DavidBest1

David Best is professor of criminology at the University of Derby, Honorary Professor of Regulation and Global Governance at the Australian National University and Chair of the BSC Prison Research Network.

 

Politically, we appear to be surfing a new wave of being ‘tough on crime’ with more prisons to be built and a growth in the prison population to be anticipated. Outside of the political posturing however, all of us who have spent any time in the UK prison system recognise that prison is a tough, miserable and potentially damaging environment for all of those who have to spend time there, including but not restricted to the prisoners.

This is captured in a wonderfully accessible way in Carl Cattermole’s ‘Prison: A survival guide’ a lived experience account of what life in a UK prison is really like, with the original draft written by someone newly released from a male UK prison. The book does exactly what it says, providing a largely chronological account of how to get through the experience with as little distress as possible.

Cattermole1Illustrated with cartoons from Banx (@banxcartoons), it also provides a sense of hope – particularly around the friendships that can emerge in prison and how they can endure ‘through the gate’ – and the humanity that is a theme of the book comes across incredibly strongly. The book is warm and at times funny and is easy and accessible, but what makes this survival guide so important is the multiple voices contained within it.

Watch a video of Carl talking on Straightline.

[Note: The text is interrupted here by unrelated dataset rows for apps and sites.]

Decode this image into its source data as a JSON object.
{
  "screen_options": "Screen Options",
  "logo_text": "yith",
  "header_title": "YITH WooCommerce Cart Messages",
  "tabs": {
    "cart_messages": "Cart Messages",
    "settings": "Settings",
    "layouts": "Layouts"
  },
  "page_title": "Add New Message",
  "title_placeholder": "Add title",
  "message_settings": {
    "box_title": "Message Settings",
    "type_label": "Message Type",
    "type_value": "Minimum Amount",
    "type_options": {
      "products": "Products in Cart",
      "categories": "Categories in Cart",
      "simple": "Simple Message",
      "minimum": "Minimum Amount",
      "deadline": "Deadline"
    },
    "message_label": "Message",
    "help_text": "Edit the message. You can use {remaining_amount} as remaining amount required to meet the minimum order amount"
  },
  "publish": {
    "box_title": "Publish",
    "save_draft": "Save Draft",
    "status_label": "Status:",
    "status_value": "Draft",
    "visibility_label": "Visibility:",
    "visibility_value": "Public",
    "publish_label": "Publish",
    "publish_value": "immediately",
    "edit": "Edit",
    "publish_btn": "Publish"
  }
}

Carl is a fabulous narrator and story-teller but his voice is supplemented with those of the partner of a prisoner, the child of a prisoner, a child prisoner, a prisoner who has a child in prison and the experience of a prisoner from a member of the LGBTI community. Each of these accounts is incredibly poignant and insightful and the strength of feeling is intense and powerful.

It would be extremely difficult to read the book without realising the ripple effects of pain and misery that imprisonment causes to families and to communities, but it is also impossible to read the Survival Guide without acknowledging the resilience and strength that emanates from each of these clear and powerful voices.

As a criminologist, I would like to recommend it not only to all of the members of the Prison Research Network but also to all of their students as a rich and layered insight into the prison experience. But it should also be mandatory reading for all prison officers and prison governors.

Of course, expecting politicians to read something that is inconsistent with their own prejudices and soundbites is unrealistic but perhaps some of those working in the MoJ and the Prison and Probation Service may be swayed by the pain and the power of this book.

Whether you think prisons are a necessary evil or not, this is a book that confirms the harms that prison inflicts while clearly proclaiming that there are a group of people who can and will overcome that harm. Whether they should have to is a critical part of the debate ‘Prison: A survival guide’ should generate. And perhaps Carl could be encouraged to follow it up with “Community: A survival guide”?

Buy the Book – Prisonism website

BSC members can win a copy of ‘Prison: A survival guide’ together with a copy of ‘Pathways to Recovery and Desistance: The Role of the Social Contagion of Hope’ by David Best by emailing ‘Prison Book Draw’ to info@britsoccrim.org  The draw runs through September and October with a closing date of October 29, 2019.

Book Summary

Prison A Survival Guide (Penguin, 2019) is the cult travelogue for the obfuscated and complex British prison system. Its primarily authored by Carl Cattermole, a 30 year old ex-prisoner, based in South London and sometimes Latin America, but also features contributions from female, LGBTQ+ and child prisoners and their supporting family members. Its target audiences are anyone who contacts the system: prisoners and their families, criminologists and politicians, citizens who want to bust media myths and know where ‘criminal justice’ £billions are being thrown. The first print run sold out in 10 days. Carl and other contributors are currently touring to promote the book.

 

Contact

Professor David Best, University of Derby

Email: davidwilliambest@icloud.com

Twitter: @davidwbest12

Copyright free image courtesy of author

Cartoons courtesy of Carl Cattermole and Banx (@banxcartoons)